**YOUR INSTRUCTIONS**
Search the listing below for the word "喷氟碳面漆" and copy each line that holds it.

━━━━━ DATA FOR ANALYSIS

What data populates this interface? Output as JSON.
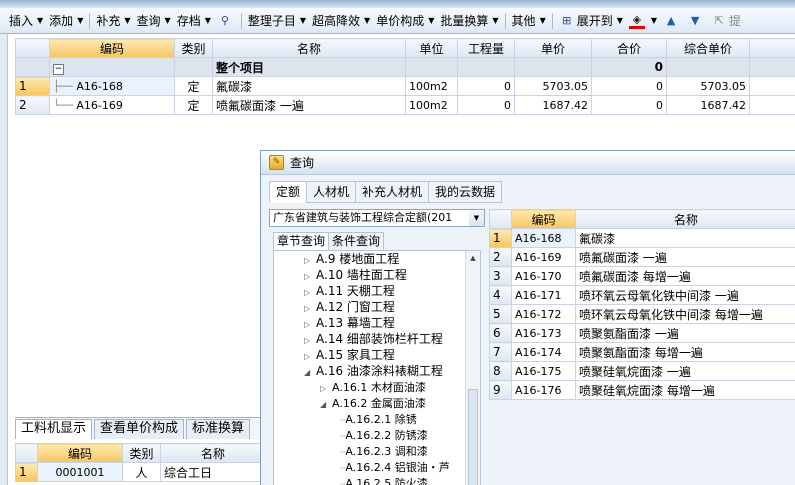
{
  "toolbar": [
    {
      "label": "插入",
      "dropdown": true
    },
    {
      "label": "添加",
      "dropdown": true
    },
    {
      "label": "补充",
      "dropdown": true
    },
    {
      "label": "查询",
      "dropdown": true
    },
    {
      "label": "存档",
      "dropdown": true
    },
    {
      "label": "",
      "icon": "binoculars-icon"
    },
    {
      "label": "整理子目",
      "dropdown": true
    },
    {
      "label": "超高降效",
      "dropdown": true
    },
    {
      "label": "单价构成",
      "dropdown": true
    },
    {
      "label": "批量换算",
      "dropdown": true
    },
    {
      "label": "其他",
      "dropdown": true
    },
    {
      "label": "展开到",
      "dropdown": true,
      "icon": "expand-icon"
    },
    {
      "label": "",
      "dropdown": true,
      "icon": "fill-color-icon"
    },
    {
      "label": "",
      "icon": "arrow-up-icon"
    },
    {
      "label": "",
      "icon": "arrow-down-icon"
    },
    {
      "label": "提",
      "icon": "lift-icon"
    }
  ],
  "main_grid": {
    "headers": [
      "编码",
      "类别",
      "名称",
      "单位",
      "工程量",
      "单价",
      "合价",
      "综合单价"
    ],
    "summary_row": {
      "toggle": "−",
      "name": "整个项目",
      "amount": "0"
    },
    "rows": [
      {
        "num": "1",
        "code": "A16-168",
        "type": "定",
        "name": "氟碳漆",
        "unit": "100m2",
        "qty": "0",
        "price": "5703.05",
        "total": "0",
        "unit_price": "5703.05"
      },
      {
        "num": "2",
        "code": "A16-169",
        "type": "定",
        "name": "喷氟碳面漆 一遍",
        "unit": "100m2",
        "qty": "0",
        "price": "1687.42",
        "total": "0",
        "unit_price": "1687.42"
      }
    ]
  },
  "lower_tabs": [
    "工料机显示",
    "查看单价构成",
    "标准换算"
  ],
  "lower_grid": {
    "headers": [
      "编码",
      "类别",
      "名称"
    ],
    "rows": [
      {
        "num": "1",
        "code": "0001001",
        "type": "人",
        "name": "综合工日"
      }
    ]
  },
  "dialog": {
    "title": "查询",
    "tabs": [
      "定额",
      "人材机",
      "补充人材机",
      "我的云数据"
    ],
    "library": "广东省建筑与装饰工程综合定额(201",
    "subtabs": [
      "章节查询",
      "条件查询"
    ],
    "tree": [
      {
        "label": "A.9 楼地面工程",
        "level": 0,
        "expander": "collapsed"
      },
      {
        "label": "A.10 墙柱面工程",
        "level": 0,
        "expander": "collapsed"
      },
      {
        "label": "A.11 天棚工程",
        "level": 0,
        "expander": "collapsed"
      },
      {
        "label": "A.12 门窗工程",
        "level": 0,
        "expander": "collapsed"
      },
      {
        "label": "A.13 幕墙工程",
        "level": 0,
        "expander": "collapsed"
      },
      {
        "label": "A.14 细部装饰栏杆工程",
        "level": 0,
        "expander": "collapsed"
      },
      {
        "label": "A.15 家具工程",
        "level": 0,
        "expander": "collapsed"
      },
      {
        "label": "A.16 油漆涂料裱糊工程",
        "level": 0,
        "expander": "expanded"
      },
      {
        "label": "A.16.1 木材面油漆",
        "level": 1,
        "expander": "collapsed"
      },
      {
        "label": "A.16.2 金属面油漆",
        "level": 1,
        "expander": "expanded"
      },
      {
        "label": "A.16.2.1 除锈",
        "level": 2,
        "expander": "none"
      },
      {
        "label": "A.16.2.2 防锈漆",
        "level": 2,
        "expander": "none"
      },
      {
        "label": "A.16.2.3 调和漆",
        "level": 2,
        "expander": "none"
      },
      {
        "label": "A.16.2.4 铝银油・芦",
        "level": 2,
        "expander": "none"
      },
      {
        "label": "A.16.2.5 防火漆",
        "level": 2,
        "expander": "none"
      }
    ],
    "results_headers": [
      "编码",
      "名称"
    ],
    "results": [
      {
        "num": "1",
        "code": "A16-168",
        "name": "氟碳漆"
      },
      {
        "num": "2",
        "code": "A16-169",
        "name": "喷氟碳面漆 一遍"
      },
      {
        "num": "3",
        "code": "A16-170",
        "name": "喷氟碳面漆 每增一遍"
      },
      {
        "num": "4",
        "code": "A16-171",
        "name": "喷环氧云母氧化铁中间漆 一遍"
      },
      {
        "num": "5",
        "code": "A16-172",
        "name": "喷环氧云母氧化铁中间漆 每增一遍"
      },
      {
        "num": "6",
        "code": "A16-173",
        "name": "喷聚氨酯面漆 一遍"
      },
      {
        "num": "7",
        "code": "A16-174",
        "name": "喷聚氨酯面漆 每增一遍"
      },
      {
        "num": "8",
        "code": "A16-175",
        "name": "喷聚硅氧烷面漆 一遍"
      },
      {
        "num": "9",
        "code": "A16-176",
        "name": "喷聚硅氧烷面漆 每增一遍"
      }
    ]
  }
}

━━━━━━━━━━

**ANSWER BOX**
        "name": "喷氟碳面漆 一遍",
        "name": "喷氟碳面漆 一遍"
        "name": "喷氟碳面漆 每增一遍"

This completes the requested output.